** Goal of the exercise **
Skipping all images, output the listing word for word.

** Data excerpts **
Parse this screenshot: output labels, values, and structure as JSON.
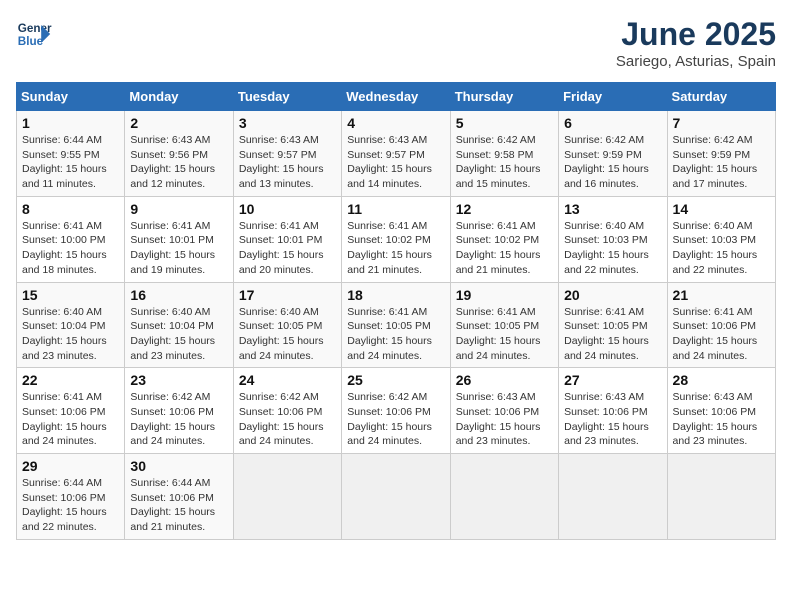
{
  "header": {
    "logo_line1": "General",
    "logo_line2": "Blue",
    "title": "June 2025",
    "subtitle": "Sariego, Asturias, Spain"
  },
  "calendar": {
    "days_of_week": [
      "Sunday",
      "Monday",
      "Tuesday",
      "Wednesday",
      "Thursday",
      "Friday",
      "Saturday"
    ],
    "weeks": [
      [
        {
          "day": "",
          "info": ""
        },
        {
          "day": "",
          "info": ""
        },
        {
          "day": "",
          "info": ""
        },
        {
          "day": "",
          "info": ""
        },
        {
          "day": "",
          "info": ""
        },
        {
          "day": "",
          "info": ""
        },
        {
          "day": "",
          "info": ""
        }
      ]
    ],
    "cells": [
      [
        {
          "day": "1",
          "sunrise": "6:44 AM",
          "sunset": "9:55 PM",
          "daylight": "15 hours and 11 minutes."
        },
        {
          "day": "2",
          "sunrise": "6:43 AM",
          "sunset": "9:56 PM",
          "daylight": "15 hours and 12 minutes."
        },
        {
          "day": "3",
          "sunrise": "6:43 AM",
          "sunset": "9:57 PM",
          "daylight": "15 hours and 13 minutes."
        },
        {
          "day": "4",
          "sunrise": "6:43 AM",
          "sunset": "9:57 PM",
          "daylight": "15 hours and 14 minutes."
        },
        {
          "day": "5",
          "sunrise": "6:42 AM",
          "sunset": "9:58 PM",
          "daylight": "15 hours and 15 minutes."
        },
        {
          "day": "6",
          "sunrise": "6:42 AM",
          "sunset": "9:59 PM",
          "daylight": "15 hours and 16 minutes."
        },
        {
          "day": "7",
          "sunrise": "6:42 AM",
          "sunset": "9:59 PM",
          "daylight": "15 hours and 17 minutes."
        }
      ],
      [
        {
          "day": "8",
          "sunrise": "6:41 AM",
          "sunset": "10:00 PM",
          "daylight": "15 hours and 18 minutes."
        },
        {
          "day": "9",
          "sunrise": "6:41 AM",
          "sunset": "10:01 PM",
          "daylight": "15 hours and 19 minutes."
        },
        {
          "day": "10",
          "sunrise": "6:41 AM",
          "sunset": "10:01 PM",
          "daylight": "15 hours and 20 minutes."
        },
        {
          "day": "11",
          "sunrise": "6:41 AM",
          "sunset": "10:02 PM",
          "daylight": "15 hours and 21 minutes."
        },
        {
          "day": "12",
          "sunrise": "6:41 AM",
          "sunset": "10:02 PM",
          "daylight": "15 hours and 21 minutes."
        },
        {
          "day": "13",
          "sunrise": "6:40 AM",
          "sunset": "10:03 PM",
          "daylight": "15 hours and 22 minutes."
        },
        {
          "day": "14",
          "sunrise": "6:40 AM",
          "sunset": "10:03 PM",
          "daylight": "15 hours and 22 minutes."
        }
      ],
      [
        {
          "day": "15",
          "sunrise": "6:40 AM",
          "sunset": "10:04 PM",
          "daylight": "15 hours and 23 minutes."
        },
        {
          "day": "16",
          "sunrise": "6:40 AM",
          "sunset": "10:04 PM",
          "daylight": "15 hours and 23 minutes."
        },
        {
          "day": "17",
          "sunrise": "6:40 AM",
          "sunset": "10:05 PM",
          "daylight": "15 hours and 24 minutes."
        },
        {
          "day": "18",
          "sunrise": "6:41 AM",
          "sunset": "10:05 PM",
          "daylight": "15 hours and 24 minutes."
        },
        {
          "day": "19",
          "sunrise": "6:41 AM",
          "sunset": "10:05 PM",
          "daylight": "15 hours and 24 minutes."
        },
        {
          "day": "20",
          "sunrise": "6:41 AM",
          "sunset": "10:05 PM",
          "daylight": "15 hours and 24 minutes."
        },
        {
          "day": "21",
          "sunrise": "6:41 AM",
          "sunset": "10:06 PM",
          "daylight": "15 hours and 24 minutes."
        }
      ],
      [
        {
          "day": "22",
          "sunrise": "6:41 AM",
          "sunset": "10:06 PM",
          "daylight": "15 hours and 24 minutes."
        },
        {
          "day": "23",
          "sunrise": "6:42 AM",
          "sunset": "10:06 PM",
          "daylight": "15 hours and 24 minutes."
        },
        {
          "day": "24",
          "sunrise": "6:42 AM",
          "sunset": "10:06 PM",
          "daylight": "15 hours and 24 minutes."
        },
        {
          "day": "25",
          "sunrise": "6:42 AM",
          "sunset": "10:06 PM",
          "daylight": "15 hours and 24 minutes."
        },
        {
          "day": "26",
          "sunrise": "6:43 AM",
          "sunset": "10:06 PM",
          "daylight": "15 hours and 23 minutes."
        },
        {
          "day": "27",
          "sunrise": "6:43 AM",
          "sunset": "10:06 PM",
          "daylight": "15 hours and 23 minutes."
        },
        {
          "day": "28",
          "sunrise": "6:43 AM",
          "sunset": "10:06 PM",
          "daylight": "15 hours and 23 minutes."
        }
      ],
      [
        {
          "day": "29",
          "sunrise": "6:44 AM",
          "sunset": "10:06 PM",
          "daylight": "15 hours and 22 minutes."
        },
        {
          "day": "30",
          "sunrise": "6:44 AM",
          "sunset": "10:06 PM",
          "daylight": "15 hours and 21 minutes."
        },
        {
          "day": "",
          "sunrise": "",
          "sunset": "",
          "daylight": ""
        },
        {
          "day": "",
          "sunrise": "",
          "sunset": "",
          "daylight": ""
        },
        {
          "day": "",
          "sunrise": "",
          "sunset": "",
          "daylight": ""
        },
        {
          "day": "",
          "sunrise": "",
          "sunset": "",
          "daylight": ""
        },
        {
          "day": "",
          "sunrise": "",
          "sunset": "",
          "daylight": ""
        }
      ]
    ]
  }
}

** Result below **
Parse this screenshot: output labels, values, and structure as JSON.
{
  "header": {
    "logo_line1": "General",
    "logo_line2": "Blue",
    "title": "June 2025",
    "subtitle": "Sariego, Asturias, Spain"
  },
  "calendar": {
    "days_of_week": [
      "Sunday",
      "Monday",
      "Tuesday",
      "Wednesday",
      "Thursday",
      "Friday",
      "Saturday"
    ],
    "weeks": [
      [
        {
          "day": "",
          "info": ""
        },
        {
          "day": "",
          "info": ""
        },
        {
          "day": "",
          "info": ""
        },
        {
          "day": "",
          "info": ""
        },
        {
          "day": "",
          "info": ""
        },
        {
          "day": "",
          "info": ""
        },
        {
          "day": "",
          "info": ""
        }
      ]
    ],
    "cells": [
      [
        {
          "day": "1",
          "sunrise": "6:44 AM",
          "sunset": "9:55 PM",
          "daylight": "15 hours and 11 minutes."
        },
        {
          "day": "2",
          "sunrise": "6:43 AM",
          "sunset": "9:56 PM",
          "daylight": "15 hours and 12 minutes."
        },
        {
          "day": "3",
          "sunrise": "6:43 AM",
          "sunset": "9:57 PM",
          "daylight": "15 hours and 13 minutes."
        },
        {
          "day": "4",
          "sunrise": "6:43 AM",
          "sunset": "9:57 PM",
          "daylight": "15 hours and 14 minutes."
        },
        {
          "day": "5",
          "sunrise": "6:42 AM",
          "sunset": "9:58 PM",
          "daylight": "15 hours and 15 minutes."
        },
        {
          "day": "6",
          "sunrise": "6:42 AM",
          "sunset": "9:59 PM",
          "daylight": "15 hours and 16 minutes."
        },
        {
          "day": "7",
          "sunrise": "6:42 AM",
          "sunset": "9:59 PM",
          "daylight": "15 hours and 17 minutes."
        }
      ],
      [
        {
          "day": "8",
          "sunrise": "6:41 AM",
          "sunset": "10:00 PM",
          "daylight": "15 hours and 18 minutes."
        },
        {
          "day": "9",
          "sunrise": "6:41 AM",
          "sunset": "10:01 PM",
          "daylight": "15 hours and 19 minutes."
        },
        {
          "day": "10",
          "sunrise": "6:41 AM",
          "sunset": "10:01 PM",
          "daylight": "15 hours and 20 minutes."
        },
        {
          "day": "11",
          "sunrise": "6:41 AM",
          "sunset": "10:02 PM",
          "daylight": "15 hours and 21 minutes."
        },
        {
          "day": "12",
          "sunrise": "6:41 AM",
          "sunset": "10:02 PM",
          "daylight": "15 hours and 21 minutes."
        },
        {
          "day": "13",
          "sunrise": "6:40 AM",
          "sunset": "10:03 PM",
          "daylight": "15 hours and 22 minutes."
        },
        {
          "day": "14",
          "sunrise": "6:40 AM",
          "sunset": "10:03 PM",
          "daylight": "15 hours and 22 minutes."
        }
      ],
      [
        {
          "day": "15",
          "sunrise": "6:40 AM",
          "sunset": "10:04 PM",
          "daylight": "15 hours and 23 minutes."
        },
        {
          "day": "16",
          "sunrise": "6:40 AM",
          "sunset": "10:04 PM",
          "daylight": "15 hours and 23 minutes."
        },
        {
          "day": "17",
          "sunrise": "6:40 AM",
          "sunset": "10:05 PM",
          "daylight": "15 hours and 24 minutes."
        },
        {
          "day": "18",
          "sunrise": "6:41 AM",
          "sunset": "10:05 PM",
          "daylight": "15 hours and 24 minutes."
        },
        {
          "day": "19",
          "sunrise": "6:41 AM",
          "sunset": "10:05 PM",
          "daylight": "15 hours and 24 minutes."
        },
        {
          "day": "20",
          "sunrise": "6:41 AM",
          "sunset": "10:05 PM",
          "daylight": "15 hours and 24 minutes."
        },
        {
          "day": "21",
          "sunrise": "6:41 AM",
          "sunset": "10:06 PM",
          "daylight": "15 hours and 24 minutes."
        }
      ],
      [
        {
          "day": "22",
          "sunrise": "6:41 AM",
          "sunset": "10:06 PM",
          "daylight": "15 hours and 24 minutes."
        },
        {
          "day": "23",
          "sunrise": "6:42 AM",
          "sunset": "10:06 PM",
          "daylight": "15 hours and 24 minutes."
        },
        {
          "day": "24",
          "sunrise": "6:42 AM",
          "sunset": "10:06 PM",
          "daylight": "15 hours and 24 minutes."
        },
        {
          "day": "25",
          "sunrise": "6:42 AM",
          "sunset": "10:06 PM",
          "daylight": "15 hours and 24 minutes."
        },
        {
          "day": "26",
          "sunrise": "6:43 AM",
          "sunset": "10:06 PM",
          "daylight": "15 hours and 23 minutes."
        },
        {
          "day": "27",
          "sunrise": "6:43 AM",
          "sunset": "10:06 PM",
          "daylight": "15 hours and 23 minutes."
        },
        {
          "day": "28",
          "sunrise": "6:43 AM",
          "sunset": "10:06 PM",
          "daylight": "15 hours and 23 minutes."
        }
      ],
      [
        {
          "day": "29",
          "sunrise": "6:44 AM",
          "sunset": "10:06 PM",
          "daylight": "15 hours and 22 minutes."
        },
        {
          "day": "30",
          "sunrise": "6:44 AM",
          "sunset": "10:06 PM",
          "daylight": "15 hours and 21 minutes."
        },
        {
          "day": "",
          "sunrise": "",
          "sunset": "",
          "daylight": ""
        },
        {
          "day": "",
          "sunrise": "",
          "sunset": "",
          "daylight": ""
        },
        {
          "day": "",
          "sunrise": "",
          "sunset": "",
          "daylight": ""
        },
        {
          "day": "",
          "sunrise": "",
          "sunset": "",
          "daylight": ""
        },
        {
          "day": "",
          "sunrise": "",
          "sunset": "",
          "daylight": ""
        }
      ]
    ]
  }
}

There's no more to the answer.